<em>Salmonella</em> Gallinarum in Small-Scale Commercial Layer Flocks: Occurrence, Molecular Diversity and Antibiogram

Vet Sci. 2021 Apr 23;8(5):71. doi: 10.3390/vetsci8050071.


Salmonella Gallinarum is one of the most important bacterial pathogens associated with diminished egg production in poultry. The aim of this study was to understand the occurrence, molecular traits and antimicrobial resistance patterns of Salmonella Gallinarum strains isolated from small-scale commercial layer flocks with low level biosecurity standards in Bangladesh. A total of 765 samples, including cloacal swabs (535), visceral organs (50), and droppings (180), were collected from chickens of 12 layer flocks in 11 districts.
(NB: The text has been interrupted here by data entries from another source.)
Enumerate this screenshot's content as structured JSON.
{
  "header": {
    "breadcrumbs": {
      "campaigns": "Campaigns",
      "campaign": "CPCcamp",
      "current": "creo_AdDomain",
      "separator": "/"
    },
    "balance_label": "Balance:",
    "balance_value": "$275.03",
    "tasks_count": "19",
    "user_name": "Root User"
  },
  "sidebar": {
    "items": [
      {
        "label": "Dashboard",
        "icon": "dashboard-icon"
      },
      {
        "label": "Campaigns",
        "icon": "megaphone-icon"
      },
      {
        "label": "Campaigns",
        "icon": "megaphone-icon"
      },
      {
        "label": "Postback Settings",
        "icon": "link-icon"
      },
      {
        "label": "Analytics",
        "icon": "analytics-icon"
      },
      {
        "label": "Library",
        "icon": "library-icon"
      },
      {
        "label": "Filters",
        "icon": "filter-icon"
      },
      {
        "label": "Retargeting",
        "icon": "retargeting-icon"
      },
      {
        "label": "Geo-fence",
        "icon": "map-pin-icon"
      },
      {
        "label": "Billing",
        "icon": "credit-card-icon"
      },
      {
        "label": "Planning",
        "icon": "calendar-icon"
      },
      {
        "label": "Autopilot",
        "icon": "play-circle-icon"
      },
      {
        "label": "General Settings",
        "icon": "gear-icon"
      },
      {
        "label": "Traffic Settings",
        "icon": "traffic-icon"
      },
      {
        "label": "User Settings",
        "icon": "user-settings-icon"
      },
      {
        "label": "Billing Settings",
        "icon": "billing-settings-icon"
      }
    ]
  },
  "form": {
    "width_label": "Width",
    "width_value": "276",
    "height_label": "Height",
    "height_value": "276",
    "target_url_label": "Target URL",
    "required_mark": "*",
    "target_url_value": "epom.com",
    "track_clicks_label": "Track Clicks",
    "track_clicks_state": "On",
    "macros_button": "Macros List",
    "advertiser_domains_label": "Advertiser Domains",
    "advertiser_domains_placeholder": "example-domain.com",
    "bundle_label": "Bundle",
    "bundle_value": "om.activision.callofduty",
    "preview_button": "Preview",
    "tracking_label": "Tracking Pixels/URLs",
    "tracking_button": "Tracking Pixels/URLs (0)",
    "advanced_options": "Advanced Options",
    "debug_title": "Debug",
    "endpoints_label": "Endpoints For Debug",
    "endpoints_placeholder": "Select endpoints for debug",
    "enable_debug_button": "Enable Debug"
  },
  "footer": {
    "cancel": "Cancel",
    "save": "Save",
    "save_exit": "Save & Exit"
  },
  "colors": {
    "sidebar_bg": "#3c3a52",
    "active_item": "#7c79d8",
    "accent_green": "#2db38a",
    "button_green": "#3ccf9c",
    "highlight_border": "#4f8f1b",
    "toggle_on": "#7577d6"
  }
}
Salmonella Gallinarum was isolated and characterized through culture-based method, followed by biochemical tests, sero-grouping, PCR assays, sequencing, and antibiogram. The identity of biochemically detected isolates of Salmonella Gallinarum was confirmed via genus-specific 16S rRNA gene based PCR, followed by invA and spvC genes based PCR assays. Occurrence of Salmonella Gallinarum was detected in overall 25.75% (197/765) samples, with a significantly (p < 0.05) higher incidence in visceral organs (42%) in comparison to cloacal swab (24%) and droppings (26%). Sequencing and subsequent phylogenetic analysis of invA and spvC genes in representative strains of Salmonella Gallinarum revealed a close genetic lineage, with a sequence similarity of 98.05-99.21% and 97.51-99.45%, respectively, to previously published sequences of the corresponding genes from the same serogroup strains. Remarkably, 66.5% (131/197) of the isolated strains of Salmonella Gallinarum were found to be resistant to 3 to 6 antimicrobial agents, and interpreted as multidrug resistant (MDR). The findings of this study underscore an inherent need of appropriate control measures to curb the widespread incidence of MDR Salmonella Gallinarum in small-scale commercial layer flocks, thereby, facilitating enhanced egg production and further support to the food security and safety in low resource settings.

PMID:33922826 | DOI:10.3390/vetsci8050071